Published: 24 December 2008



Comparative analysis of metabolic networks in multiple species yields important information on their evolution, and has great practical value in metabolic engineering, human disease analysis, drug design etc. In this work, we aim to systematically search for conserved pathways in two species, quantify their similarities, and focus on the variations between them.


We present an efficient framework, Metabolic Pathway Alignment and Scoring (M-PAS), for identifying and ranking conserved metabolic pathways. M-PAS aligns all reactions in entire metabolic networks of two species and assembles them into pathways, taking mismatches, gaps and crossovers into account. It uses a comprehensive scoring function, which quantifies pathway similarity such that we can focus on different pathways given different biological motivations. Using M-PAS, we detected 1198 length-four pathways fully conserved between Saccharomyces cerevisiae and Escherichia coli, and also revealed 1399 cases of a species using a unique route in otherwise highly conserved pathways.

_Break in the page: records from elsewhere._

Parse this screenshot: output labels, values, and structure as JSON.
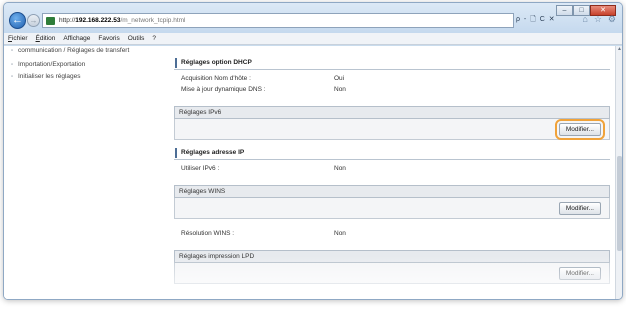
{
  "window": {
    "controls": [
      "–",
      "□",
      "✕"
    ]
  },
  "address": {
    "scheme": "http://",
    "host": "192.168.222.53",
    "path": "/m_network_tcpip.html",
    "tools": "ρ - 🗋 C ✕"
  },
  "menu": [
    {
      "label": "Fichier",
      "accel": "F",
      "rest": "ichier"
    },
    {
      "label": "Édition",
      "accel": "É",
      "rest": "dition"
    },
    {
      "label": "Affichage",
      "accel": "",
      "rest": "Affichage"
    },
    {
      "label": "Favoris",
      "accel": "",
      "rest": "Favoris"
    },
    {
      "label": "Outils",
      "accel": "",
      "rest": "Outils"
    },
    {
      "label": "?",
      "accel": "",
      "rest": "?"
    }
  ],
  "sidebar": {
    "items": [
      "communication / Réglages de transfert",
      "Importation/Exportation",
      "Initialiser les réglages"
    ]
  },
  "dhcp": {
    "title": "Réglages option DHCP",
    "rows": [
      {
        "label": "Acquisition Nom d'hôte :",
        "value": "Oui"
      },
      {
        "label": "Mise à jour dynamique DNS :",
        "value": "Non"
      }
    ]
  },
  "ipv6": {
    "title": "Réglages IPv6",
    "button": "Modifier..."
  },
  "ip_address": {
    "title": "Réglages adresse IP",
    "rows": [
      {
        "label": "Utiliser IPv6 :",
        "value": "Non"
      }
    ]
  },
  "wins": {
    "title": "Réglages WINS",
    "button": "Modifier...",
    "rows": [
      {
        "label": "Résolution WINS :",
        "value": "Non"
      }
    ]
  },
  "lpd": {
    "title": "Réglages impression LPD",
    "button": "Modifier..."
  },
  "colors": {
    "highlight": "#f0a239",
    "accent": "#4d6e96"
  }
}
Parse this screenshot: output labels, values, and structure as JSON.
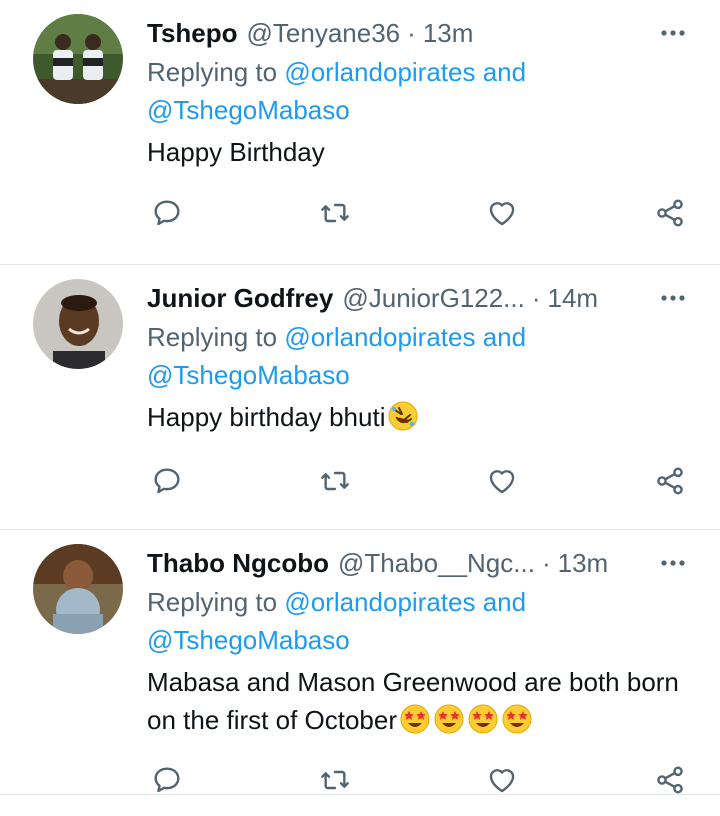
{
  "tweets": [
    {
      "name": "Tshepo",
      "handle": "@Tenyane36",
      "separator": "·",
      "time": "13m",
      "replying_prefix": "Replying to",
      "mention1": "@orlandopirates",
      "and_word": "and",
      "mention2": "@TshegoMabaso",
      "text": "Happy Birthday",
      "emojis": []
    },
    {
      "name": "Junior Godfrey",
      "handle": "@JuniorG122...",
      "separator": "·",
      "time": "14m",
      "replying_prefix": "Replying to",
      "mention1": "@orlandopirates",
      "and_word": "and",
      "mention2": "@TshegoMabaso",
      "text": "Happy birthday bhuti",
      "emojis": [
        "rolling-on-floor-laughing"
      ]
    },
    {
      "name": "Thabo Ngcobo",
      "handle": "@Thabo__Ngc...",
      "separator": "·",
      "time": "13m",
      "replying_prefix": "Replying to",
      "mention1": "@orlandopirates",
      "and_word": "and",
      "mention2": "@TshegoMabaso",
      "text": "Mabasa and Mason Greenwood are both born on the first of October",
      "emojis": [
        "star-struck",
        "star-struck",
        "star-struck",
        "star-struck"
      ]
    }
  ],
  "icons": {
    "reply": "reply-icon",
    "retweet": "retweet-icon",
    "like": "like-icon",
    "share": "share-icon",
    "more": "more-icon"
  },
  "colors": {
    "name": "#0f1419",
    "secondary": "#536471",
    "mention": "#1d9bf0",
    "divider": "#e3e7ea"
  }
}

Our method efficiently automates the process of exploring reaction arrangement possibilities, both between species and within species, to find conserved pathways. We not only reconstruct conventional pathways such as those found in KEGG, but also discover new pathway possibilities. Our results can help to generate hypotheses on missing reactions and manifest differences in highly conserved pathways, which is useful for biology and life science applications.